WORK TO COMPLETE:
Please return each entry that follows exactly as written, and keep the pictures out.

THE DATA Block Start

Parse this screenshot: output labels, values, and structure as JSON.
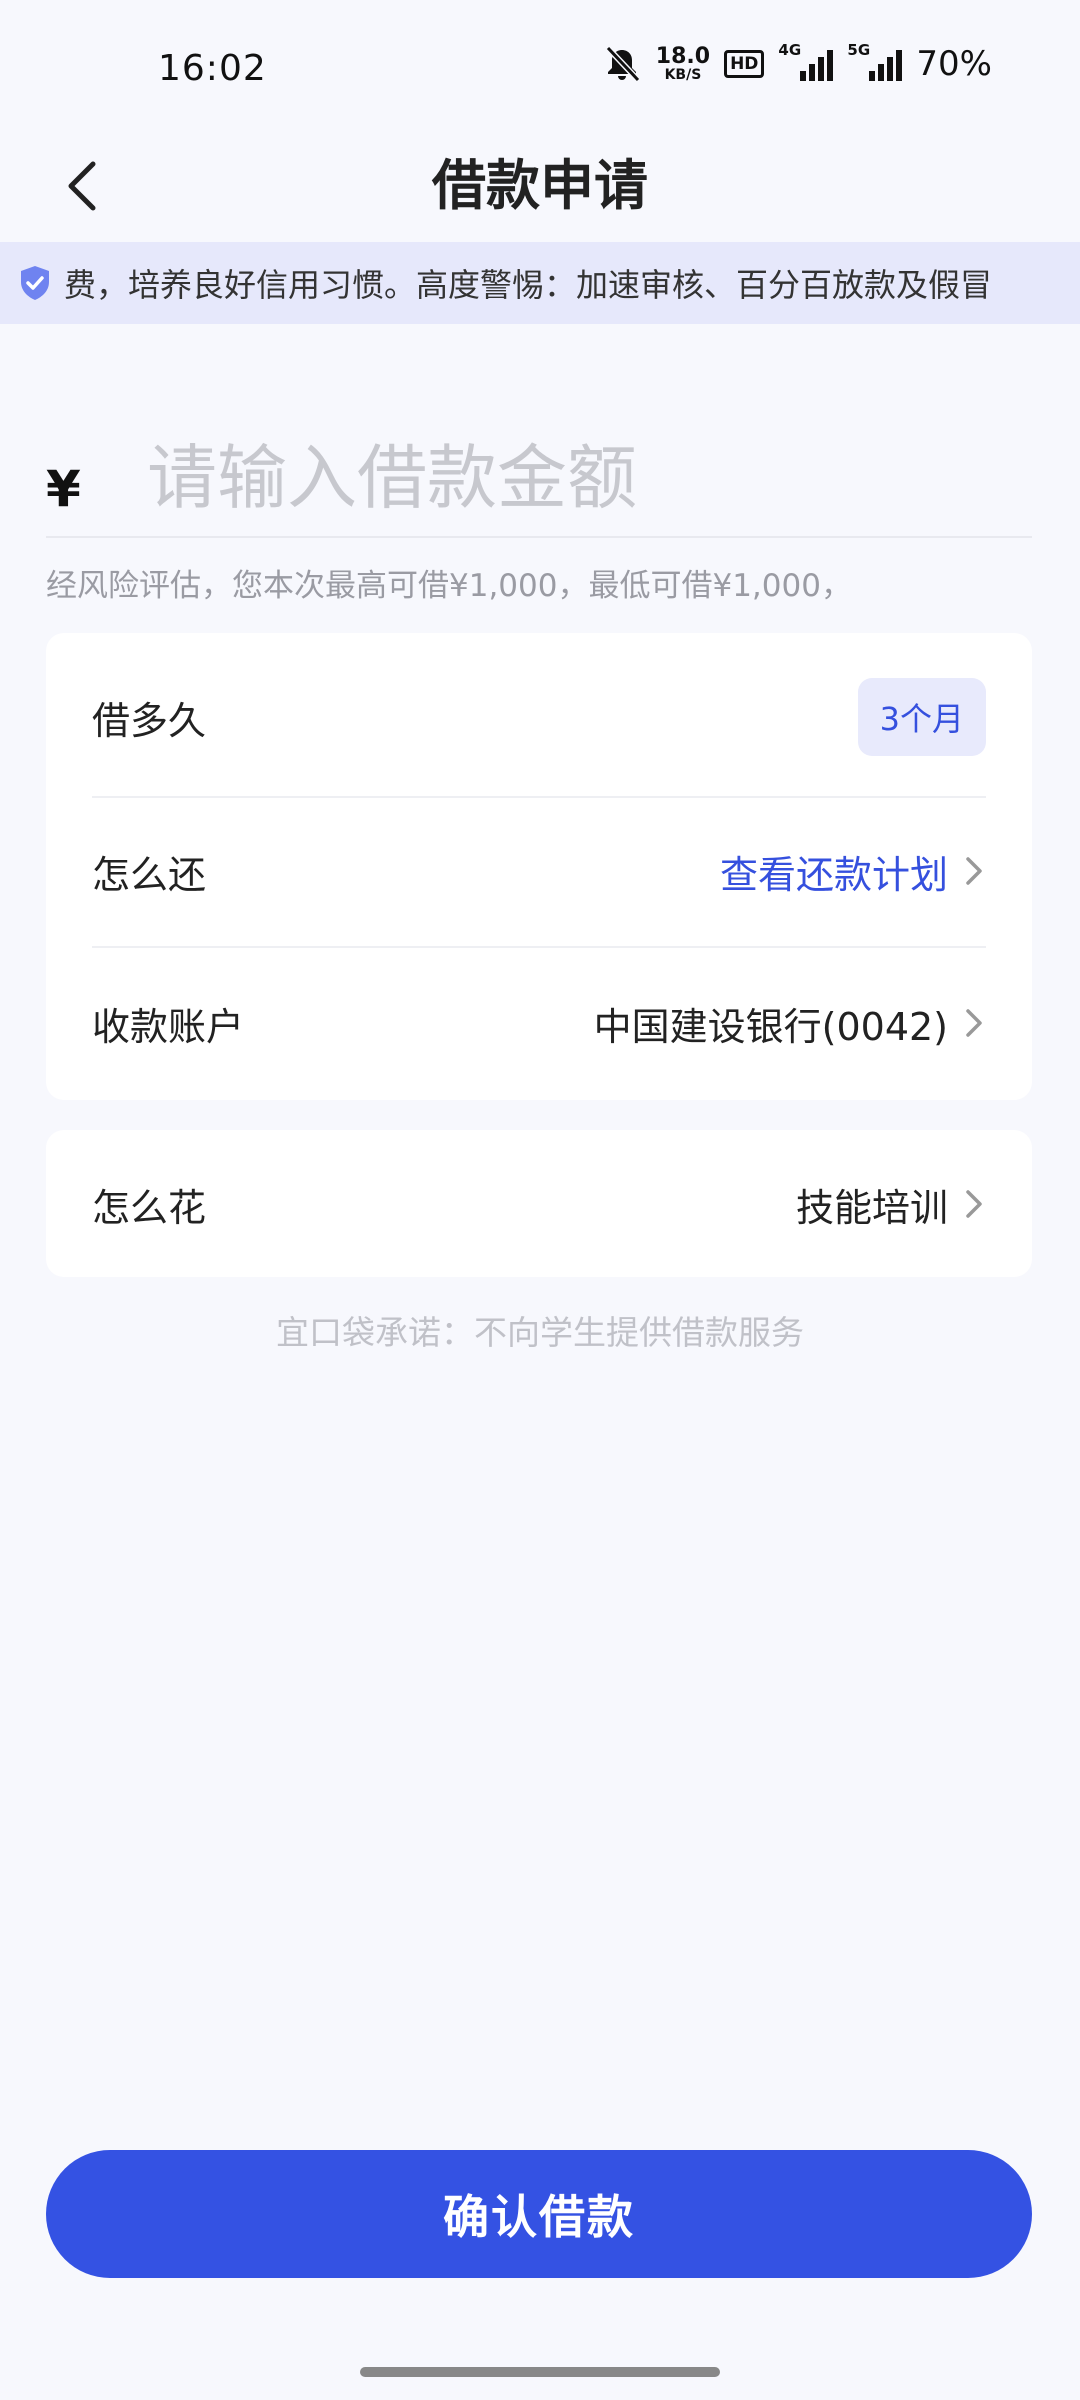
{
  "status_bar": {
    "time": "16:02",
    "net_speed_value": "18.0",
    "net_speed_unit": "KB/S",
    "hd_badge": "HD",
    "signal1_label": "4G",
    "signal2_label": "5G",
    "battery": "70%"
  },
  "header": {
    "title": "借款申请",
    "back_icon": "chevron-left-icon"
  },
  "notice": {
    "icon": "shield-check-icon",
    "text": "费，培养良好信用习惯。高度警惕：加速审核、百分百放款及假冒"
  },
  "amount": {
    "currency_symbol": "¥",
    "placeholder": "请输入借款金额",
    "value": ""
  },
  "hint": "经风险评估，您本次最高可借¥1,000，最低可借¥1,000，",
  "loan_card": {
    "term": {
      "label": "借多久",
      "value": "3个月"
    },
    "repay": {
      "label": "怎么还",
      "value": "查看还款计划"
    },
    "account": {
      "label": "收款账户",
      "value": "中国建设银行(0042)"
    }
  },
  "usage_card": {
    "usage": {
      "label": "怎么花",
      "value": "技能培训"
    }
  },
  "promise": "宜口袋承诺：不向学生提供借款服务",
  "confirm_button": "确认借款",
  "colors": {
    "accent": "#3452e3",
    "link_blue": "#3550de",
    "notice_bg": "#e6e8fb",
    "page_bg": "#f7f8fd"
  }
}
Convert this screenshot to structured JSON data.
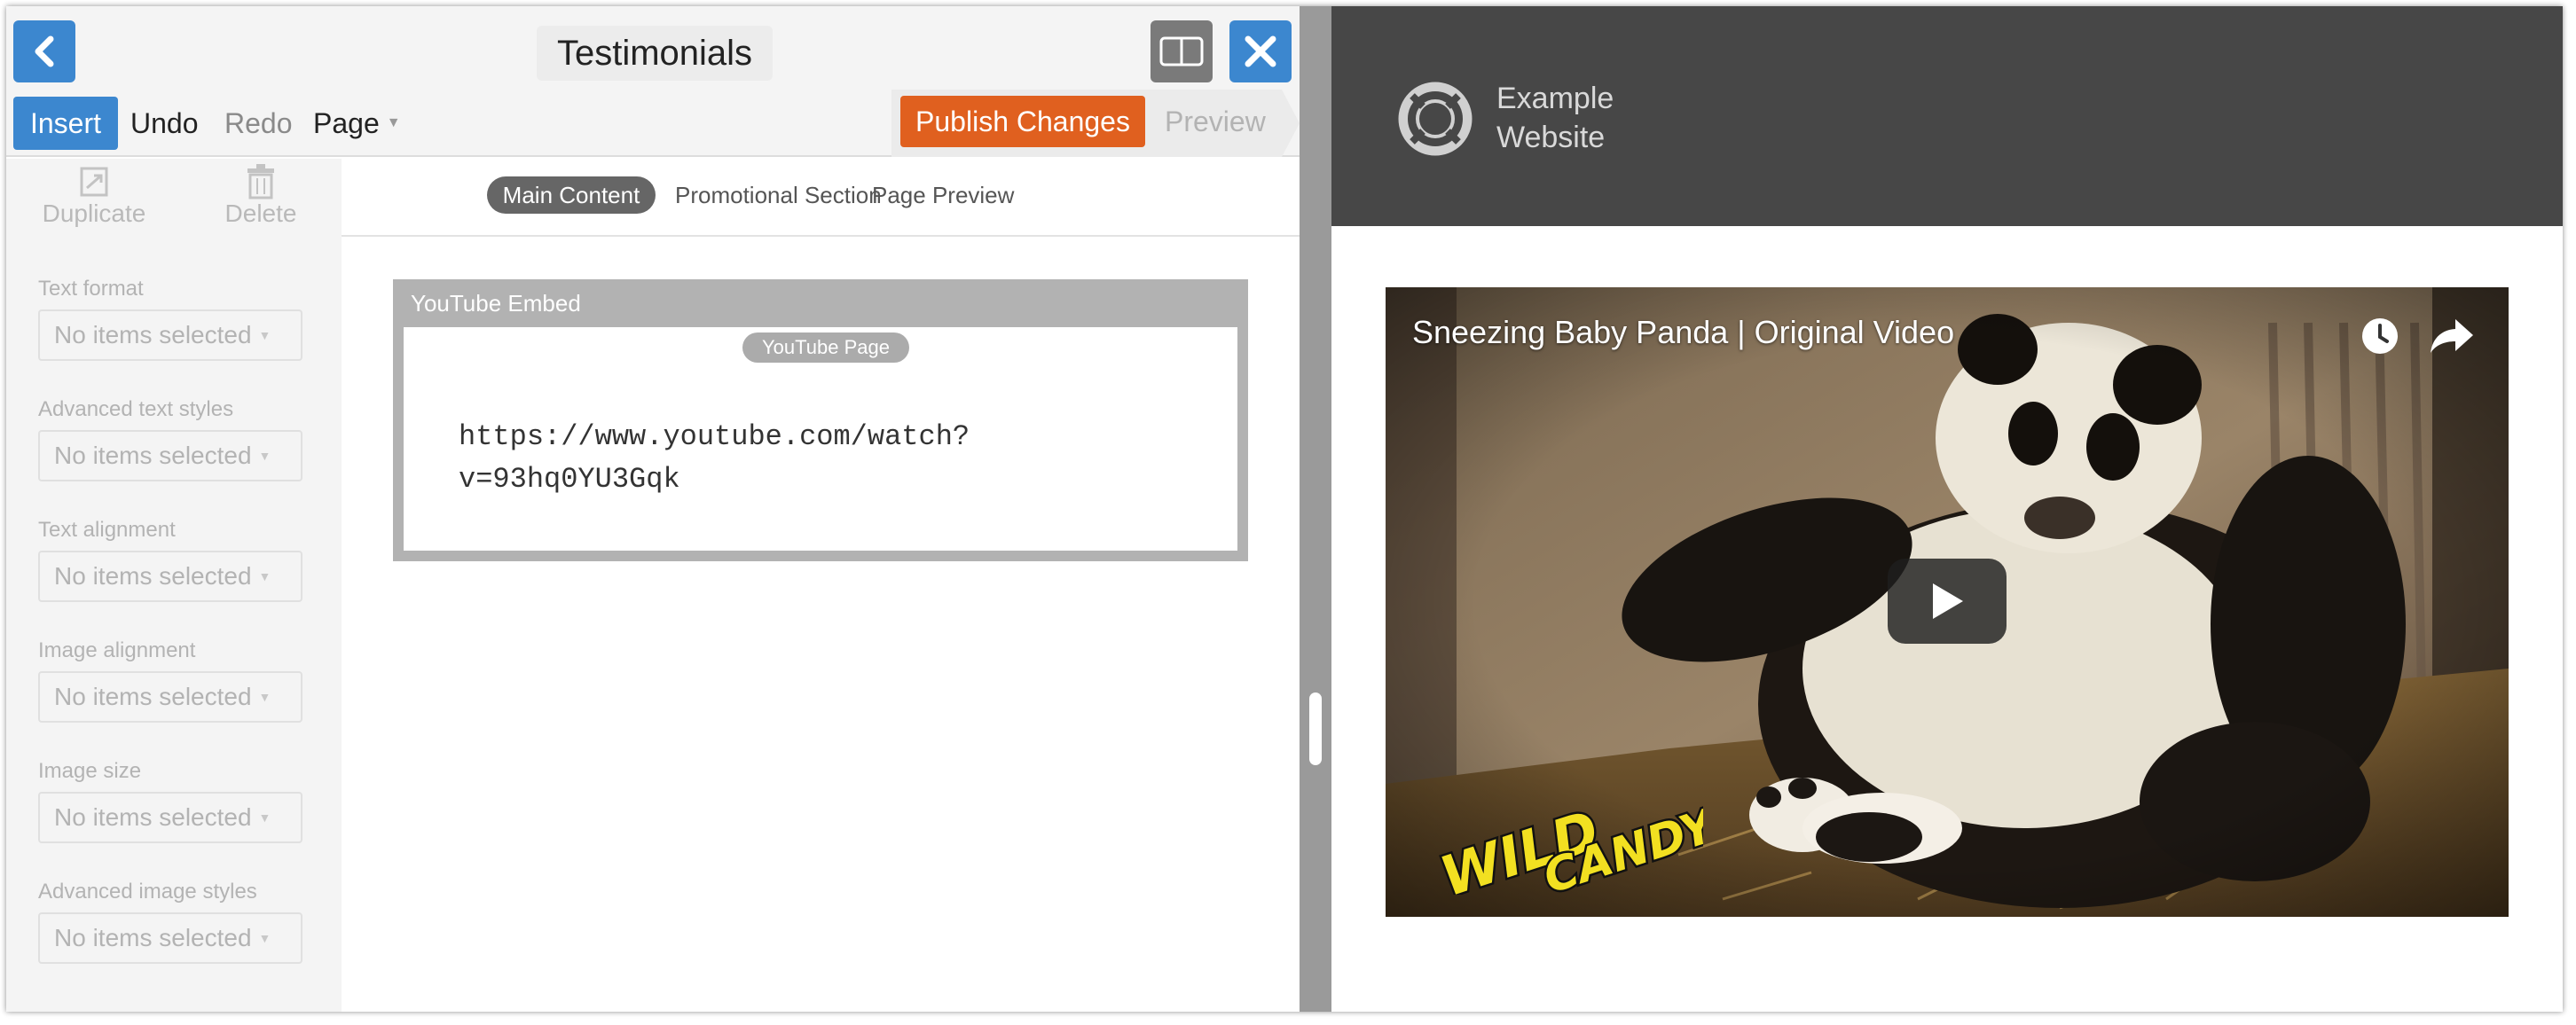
{
  "editor": {
    "title": "Testimonials",
    "toolbar": {
      "insert_label": "Insert",
      "undo_label": "Undo",
      "redo_label": "Redo",
      "page_label": "Page",
      "publish_label": "Publish Changes",
      "preview_label": "Preview"
    },
    "side": {
      "duplicate_label": "Duplicate",
      "delete_label": "Delete",
      "formats": [
        {
          "label": "Text format",
          "value": "No items selected"
        },
        {
          "label": "Advanced text styles",
          "value": "No items selected"
        },
        {
          "label": "Text alignment",
          "value": "No items selected"
        },
        {
          "label": "Image alignment",
          "value": "No items selected"
        },
        {
          "label": "Image size",
          "value": "No items selected"
        },
        {
          "label": "Advanced image styles",
          "value": "No items selected"
        }
      ]
    },
    "tabs": [
      "Main Content",
      "Promotional Section",
      "Page Preview"
    ],
    "active_tab": "Main Content",
    "embed": {
      "block_title": "YouTube Embed",
      "badge": "YouTube Page",
      "url_line1": "https://www.youtube.com/watch?",
      "url_line2": "v=93hq0YU3Gqk"
    }
  },
  "preview": {
    "site_name_line1": "Example",
    "site_name_line2": "Website",
    "video_title": "Sneezing Baby Panda | Original Video",
    "watermark": "WILD CANDY"
  },
  "colors": {
    "accent_blue": "#3c87cf",
    "publish_orange": "#e0601f",
    "site_header": "#474747"
  },
  "icons": [
    "back-arrow-icon",
    "split-view-icon",
    "close-icon",
    "duplicate-icon",
    "trash-icon",
    "lifebuoy-logo-icon",
    "clock-icon",
    "share-arrow-icon",
    "play-icon"
  ]
}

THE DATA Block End

TASK SOLUTION:
Parse this screenshot: output labels, values, and structure as JSON.
{
  "status_bar": {
    "time": "16:02",
    "net_speed_value": "18.0",
    "net_speed_unit": "KB/S",
    "hd_badge": "HD",
    "signal1_label": "4G",
    "signal2_label": "5G",
    "battery": "70%"
  },
  "header": {
    "title": "借款申请",
    "back_icon": "chevron-left-icon"
  },
  "notice": {
    "icon": "shield-check-icon",
    "text": "费，培养良好信用习惯。高度警惕：加速审核、百分百放款及假冒"
  },
  "amount": {
    "currency_symbol": "¥",
    "placeholder": "请输入借款金额",
    "value": ""
  },
  "hint": "经风险评估，您本次最高可借¥1,000，最低可借¥1,000，",
  "loan_card": {
    "term": {
      "label": "借多久",
      "value": "3个月"
    },
    "repay": {
      "label": "怎么还",
      "value": "查看还款计划"
    },
    "account": {
      "label": "收款账户",
      "value": "中国建设银行(0042)"
    }
  },
  "usage_card": {
    "usage": {
      "label": "怎么花",
      "value": "技能培训"
    }
  },
  "promise": "宜口袋承诺：不向学生提供借款服务",
  "confirm_button": "确认借款",
  "colors": {
    "accent": "#3452e3",
    "link_blue": "#3550de",
    "notice_bg": "#e6e8fb",
    "page_bg": "#f7f8fd"
  }
}
Convert this screenshot to structured JSON data.
{
  "editor": {
    "title": "Testimonials",
    "toolbar": {
      "insert_label": "Insert",
      "undo_label": "Undo",
      "redo_label": "Redo",
      "page_label": "Page",
      "publish_label": "Publish Changes",
      "preview_label": "Preview"
    },
    "side": {
      "duplicate_label": "Duplicate",
      "delete_label": "Delete",
      "formats": [
        {
          "label": "Text format",
          "value": "No items selected"
        },
        {
          "label": "Advanced text styles",
          "value": "No items selected"
        },
        {
          "label": "Text alignment",
          "value": "No items selected"
        },
        {
          "label": "Image alignment",
          "value": "No items selected"
        },
        {
          "label": "Image size",
          "value": "No items selected"
        },
        {
          "label": "Advanced image styles",
          "value": "No items selected"
        }
      ]
    },
    "tabs": [
      "Main Content",
      "Promotional Section",
      "Page Preview"
    ],
    "active_tab": "Main Content",
    "embed": {
      "block_title": "YouTube Embed",
      "badge": "YouTube Page",
      "url_line1": "https://www.youtube.com/watch?",
      "url_line2": "v=93hq0YU3Gqk"
    }
  },
  "preview": {
    "site_name_line1": "Example",
    "site_name_line2": "Website",
    "video_title": "Sneezing Baby Panda | Original Video",
    "watermark": "WILD CANDY"
  },
  "colors": {
    "accent_blue": "#3c87cf",
    "publish_orange": "#e0601f",
    "site_header": "#474747"
  },
  "icons": [
    "back-arrow-icon",
    "split-view-icon",
    "close-icon",
    "duplicate-icon",
    "trash-icon",
    "lifebuoy-logo-icon",
    "clock-icon",
    "share-arrow-icon",
    "play-icon"
  ]
}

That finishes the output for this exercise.